How comforting to know my vanity is in fact charming! But lest you get swept too far away by the charisma of the writer, Dinty W. Moore gets to the point of his book quickly (while still maintaining his humorous appeal): “The book you are holding here tackles more urgent questions, questions more relevant to the modern reader: ‘What is the essay? And why? And how ought we to feel about it, given that there is nothing on television this evening?’” To address these questions Moore has asked contemporary essayists such as Cheryl Strayed, Phillip Lopate, David Shields, and Roxane Gay to send in questions about the essay, “in an attempt to once and for all settle the burning question: Who reads this stuff?”

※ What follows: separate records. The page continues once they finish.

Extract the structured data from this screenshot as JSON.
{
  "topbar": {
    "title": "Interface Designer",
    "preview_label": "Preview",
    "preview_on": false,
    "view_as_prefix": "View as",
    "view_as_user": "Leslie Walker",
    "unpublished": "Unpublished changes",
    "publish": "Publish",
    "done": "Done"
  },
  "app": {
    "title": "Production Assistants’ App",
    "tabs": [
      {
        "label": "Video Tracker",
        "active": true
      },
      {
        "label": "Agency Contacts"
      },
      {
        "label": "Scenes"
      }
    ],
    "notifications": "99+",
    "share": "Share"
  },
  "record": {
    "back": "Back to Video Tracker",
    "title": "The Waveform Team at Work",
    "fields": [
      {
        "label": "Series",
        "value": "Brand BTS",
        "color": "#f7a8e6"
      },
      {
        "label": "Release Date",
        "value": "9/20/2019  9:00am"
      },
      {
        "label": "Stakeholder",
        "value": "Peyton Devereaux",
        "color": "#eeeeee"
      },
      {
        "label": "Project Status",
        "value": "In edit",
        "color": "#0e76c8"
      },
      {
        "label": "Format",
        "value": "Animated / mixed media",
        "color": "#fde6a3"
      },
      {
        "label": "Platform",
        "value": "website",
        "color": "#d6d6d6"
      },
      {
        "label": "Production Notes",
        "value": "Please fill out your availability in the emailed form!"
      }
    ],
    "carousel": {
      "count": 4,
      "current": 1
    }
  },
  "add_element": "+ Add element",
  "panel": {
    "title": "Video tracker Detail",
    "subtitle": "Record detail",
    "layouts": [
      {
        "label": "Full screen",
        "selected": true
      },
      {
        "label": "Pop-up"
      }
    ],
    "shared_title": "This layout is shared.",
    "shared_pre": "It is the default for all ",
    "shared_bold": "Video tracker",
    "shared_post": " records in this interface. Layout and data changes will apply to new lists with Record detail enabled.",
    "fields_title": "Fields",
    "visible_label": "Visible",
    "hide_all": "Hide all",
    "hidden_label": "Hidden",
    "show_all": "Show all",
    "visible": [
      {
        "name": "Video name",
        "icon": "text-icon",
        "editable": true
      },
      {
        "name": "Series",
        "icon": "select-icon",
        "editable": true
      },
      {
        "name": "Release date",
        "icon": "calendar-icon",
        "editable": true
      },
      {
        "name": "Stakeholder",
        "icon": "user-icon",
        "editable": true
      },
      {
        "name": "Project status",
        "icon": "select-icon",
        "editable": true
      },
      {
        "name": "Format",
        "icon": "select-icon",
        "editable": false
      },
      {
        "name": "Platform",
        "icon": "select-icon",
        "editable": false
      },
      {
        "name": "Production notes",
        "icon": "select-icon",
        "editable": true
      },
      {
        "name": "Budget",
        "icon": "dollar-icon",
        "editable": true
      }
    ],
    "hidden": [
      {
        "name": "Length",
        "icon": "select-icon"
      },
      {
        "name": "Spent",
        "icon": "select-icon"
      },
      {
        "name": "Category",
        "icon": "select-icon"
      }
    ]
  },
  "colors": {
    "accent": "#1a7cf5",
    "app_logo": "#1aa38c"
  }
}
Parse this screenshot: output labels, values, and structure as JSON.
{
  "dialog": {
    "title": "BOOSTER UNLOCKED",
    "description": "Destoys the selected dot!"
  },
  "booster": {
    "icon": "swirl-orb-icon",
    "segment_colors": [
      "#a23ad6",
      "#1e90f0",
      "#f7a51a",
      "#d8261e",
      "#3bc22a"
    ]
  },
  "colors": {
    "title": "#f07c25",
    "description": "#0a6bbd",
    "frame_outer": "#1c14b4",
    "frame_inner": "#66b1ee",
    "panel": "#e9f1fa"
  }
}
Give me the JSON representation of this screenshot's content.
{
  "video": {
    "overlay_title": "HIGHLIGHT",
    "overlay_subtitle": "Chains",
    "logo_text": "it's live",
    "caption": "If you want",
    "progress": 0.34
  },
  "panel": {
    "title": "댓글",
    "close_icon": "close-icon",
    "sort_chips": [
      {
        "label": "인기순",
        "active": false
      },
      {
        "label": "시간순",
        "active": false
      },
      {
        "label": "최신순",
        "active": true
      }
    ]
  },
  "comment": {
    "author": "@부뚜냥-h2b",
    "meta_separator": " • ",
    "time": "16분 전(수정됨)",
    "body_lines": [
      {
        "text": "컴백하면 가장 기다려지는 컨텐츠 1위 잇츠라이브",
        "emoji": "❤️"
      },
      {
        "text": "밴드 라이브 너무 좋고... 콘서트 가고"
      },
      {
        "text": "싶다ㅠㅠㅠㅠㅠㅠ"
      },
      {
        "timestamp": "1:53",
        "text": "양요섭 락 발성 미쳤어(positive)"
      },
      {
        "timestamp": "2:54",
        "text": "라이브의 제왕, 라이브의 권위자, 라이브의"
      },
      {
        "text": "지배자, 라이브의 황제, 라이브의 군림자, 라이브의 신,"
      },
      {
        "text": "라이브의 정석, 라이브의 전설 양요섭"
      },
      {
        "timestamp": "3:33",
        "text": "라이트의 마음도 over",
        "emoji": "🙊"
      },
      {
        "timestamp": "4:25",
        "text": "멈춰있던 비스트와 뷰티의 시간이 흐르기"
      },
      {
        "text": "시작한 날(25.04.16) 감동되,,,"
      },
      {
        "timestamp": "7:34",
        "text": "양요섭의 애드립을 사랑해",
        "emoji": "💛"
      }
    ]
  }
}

The letters to Mister Essay Writer Guy range from questions about punctuation to issues of ethics, and each is followed by a letter as well as an essay by Moore that addresses the question or issue. So when Strayed writes about her obsession with the em dash and wonders, “What does my need to stuff—while simultaneously fracturing—my sentences—with the meandering, the explanatory, the discursive, the perhaps not-entirely-necessary—say about me?” Moore replies, “You do realize that 99 percent of the civilized world has no idea what an ‘em dash’ is, right? [They] probably think that the ‘em dash’ is a benefit race for those fighting to cure mononucleosis.” But he then includes an essay, “Dash It All,” that explains with both humor and insight what a dash is and how it can be used.

Other letters ask for advice about choosing an essay topic, telling the truth, writing about family members, and the importance of making sense. The essays that follow these letters range in form from flow charts to lists to logic problems to more traditional prose arranged in sentences, paragraphs, and pages. One essay is written as a Google map, another is rendered on a series of cocktail napkins, and another is largely a footnote. But all of these essays in all their forms reveal something about the essay itself—its history, its requirements, its possibilities.

Readers familiar with Moore’s work might feel the setup behind some of the questions, but that doesn’t diminish the pleasure of reading what follows, whether it be an essay about old girlfriends, bums (in all senses of the word), Facebook, or the cannibals of the book’s subtitle. You can read Dear Mister Essay Writer Guy to learn about writing, to laugh about writing, to read Moore’s writing, or for all of those reasons. The names of the essayists who sent in questions make for a wonderful syllabus (start Googling!) and the book as a whole will leave you feeling educated, amused, and perhaps even inspired. And if you want more (“If you have questions, or are wondering where to send flowers…”) you can write to the Essay Writer Guy himself; his email address is included in the introduction.


Share This Story

Get our `newsletter`